→ Exercise brief
I would like you to restate each record word for word.
---
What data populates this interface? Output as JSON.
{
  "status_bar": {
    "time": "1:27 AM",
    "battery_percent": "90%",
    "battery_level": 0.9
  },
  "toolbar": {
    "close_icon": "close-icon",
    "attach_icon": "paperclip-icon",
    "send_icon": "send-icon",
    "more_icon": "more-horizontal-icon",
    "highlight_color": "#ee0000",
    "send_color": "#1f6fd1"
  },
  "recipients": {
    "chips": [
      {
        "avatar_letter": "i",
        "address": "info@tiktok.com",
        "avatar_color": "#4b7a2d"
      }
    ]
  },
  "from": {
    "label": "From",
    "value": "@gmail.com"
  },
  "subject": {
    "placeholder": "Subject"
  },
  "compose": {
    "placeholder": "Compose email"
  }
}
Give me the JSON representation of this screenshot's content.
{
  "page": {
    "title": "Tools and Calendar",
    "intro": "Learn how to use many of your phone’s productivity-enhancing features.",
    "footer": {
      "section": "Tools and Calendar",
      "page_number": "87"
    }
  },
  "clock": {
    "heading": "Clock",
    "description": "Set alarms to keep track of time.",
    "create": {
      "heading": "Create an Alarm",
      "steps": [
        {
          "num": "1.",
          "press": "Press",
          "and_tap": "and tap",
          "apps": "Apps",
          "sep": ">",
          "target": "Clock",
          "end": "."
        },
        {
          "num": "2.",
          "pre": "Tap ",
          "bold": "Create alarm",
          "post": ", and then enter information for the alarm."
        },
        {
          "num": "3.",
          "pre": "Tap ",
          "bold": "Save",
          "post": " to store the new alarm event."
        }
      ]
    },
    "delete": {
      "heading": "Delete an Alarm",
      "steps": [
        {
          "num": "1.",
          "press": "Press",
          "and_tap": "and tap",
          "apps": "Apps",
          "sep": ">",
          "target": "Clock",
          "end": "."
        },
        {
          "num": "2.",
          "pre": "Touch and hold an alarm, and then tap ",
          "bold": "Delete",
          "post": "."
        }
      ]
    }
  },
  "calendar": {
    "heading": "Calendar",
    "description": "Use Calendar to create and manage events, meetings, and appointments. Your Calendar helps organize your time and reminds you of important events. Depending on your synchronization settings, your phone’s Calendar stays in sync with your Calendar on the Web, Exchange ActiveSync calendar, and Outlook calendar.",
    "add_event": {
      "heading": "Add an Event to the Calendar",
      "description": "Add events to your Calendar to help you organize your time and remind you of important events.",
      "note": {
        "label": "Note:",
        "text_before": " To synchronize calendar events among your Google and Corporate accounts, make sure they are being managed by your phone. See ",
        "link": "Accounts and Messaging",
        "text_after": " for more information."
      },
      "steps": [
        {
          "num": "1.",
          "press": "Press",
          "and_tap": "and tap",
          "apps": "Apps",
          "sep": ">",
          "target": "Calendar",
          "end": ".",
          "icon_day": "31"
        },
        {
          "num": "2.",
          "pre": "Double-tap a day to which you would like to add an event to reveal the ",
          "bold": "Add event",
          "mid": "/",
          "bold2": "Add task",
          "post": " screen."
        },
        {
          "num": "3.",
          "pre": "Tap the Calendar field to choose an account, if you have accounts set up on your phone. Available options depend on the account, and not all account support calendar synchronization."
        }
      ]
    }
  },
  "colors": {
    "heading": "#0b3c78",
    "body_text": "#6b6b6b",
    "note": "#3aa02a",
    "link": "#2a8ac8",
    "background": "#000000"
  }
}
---
→ Your response
What data populates this interface? Output as JSON.
{
  "status_bar": {
    "time": "1:27 AM",
    "battery_percent": "90%",
    "battery_level": 0.9
  },
  "toolbar": {
    "close_icon": "close-icon",
    "attach_icon": "paperclip-icon",
    "send_icon": "send-icon",
    "more_icon": "more-horizontal-icon",
    "highlight_color": "#ee0000",
    "send_color": "#1f6fd1"
  },
  "recipients": {
    "chips": [
      {
        "avatar_letter": "i",
        "address": "info@tiktok.com",
        "avatar_color": "#4b7a2d"
      }
    ]
  },
  "from": {
    "label": "From",
    "value": "@gmail.com"
  },
  "subject": {
    "placeholder": "Subject"
  },
  "compose": {
    "placeholder": "Compose email"
  }
}
Give me the JSON representation of this screenshot's content.
{
  "page": {
    "title": "Tools and Calendar",
    "intro": "Learn how to use many of your phone’s productivity-enhancing features.",
    "footer": {
      "section": "Tools and Calendar",
      "page_number": "87"
    }
  },
  "clock": {
    "heading": "Clock",
    "description": "Set alarms to keep track of time.",
    "create": {
      "heading": "Create an Alarm",
      "steps": [
        {
          "num": "1.",
          "press": "Press",
          "and_tap": "and tap",
          "apps": "Apps",
          "sep": ">",
          "target": "Clock",
          "end": "."
        },
        {
          "num": "2.",
          "pre": "Tap ",
          "bold": "Create alarm",
          "post": ", and then enter information for the alarm."
        },
        {
          "num": "3.",
          "pre": "Tap ",
          "bold": "Save",
          "post": " to store the new alarm event."
        }
      ]
    },
    "delete": {
      "heading": "Delete an Alarm",
      "steps": [
        {
          "num": "1.",
          "press": "Press",
          "and_tap": "and tap",
          "apps": "Apps",
          "sep": ">",
          "target": "Clock",
          "end": "."
        },
        {
          "num": "2.",
          "pre": "Touch and hold an alarm, and then tap ",
          "bold": "Delete",
          "post": "."
        }
      ]
    }
  },
  "calendar": {
    "heading": "Calendar",
    "description": "Use Calendar to create and manage events, meetings, and appointments. Your Calendar helps organize your time and reminds you of important events. Depending on your synchronization settings, your phone’s Calendar stays in sync with your Calendar on the Web, Exchange ActiveSync calendar, and Outlook calendar.",
    "add_event": {
      "heading": "Add an Event to the Calendar",
      "description": "Add events to your Calendar to help you organize your time and remind you of important events.",
      "note": {
        "label": "Note:",
        "text_before": " To synchronize calendar events among your Google and Corporate accounts, make sure they are being managed by your phone. See ",
        "link": "Accounts and Messaging",
        "text_after": " for more information."
      },
      "steps": [
        {
          "num": "1.",
          "press": "Press",
          "and_tap": "and tap",
          "apps": "Apps",
          "sep": ">",
          "target": "Calendar",
          "end": ".",
          "icon_day": "31"
        },
        {
          "num": "2.",
          "pre": "Double-tap a day to which you would like to add an event to reveal the ",
          "bold": "Add event",
          "mid": "/",
          "bold2": "Add task",
          "post": " screen."
        },
        {
          "num": "3.",
          "pre": "Tap the Calendar field to choose an account, if you have accounts set up on your phone. Available options depend on the account, and not all account support calendar synchronization."
        }
      ]
    }
  },
  "colors": {
    "heading": "#0b3c78",
    "body_text": "#6b6b6b",
    "note": "#3aa02a",
    "link": "#2a8ac8",
    "background": "#000000"
  }
}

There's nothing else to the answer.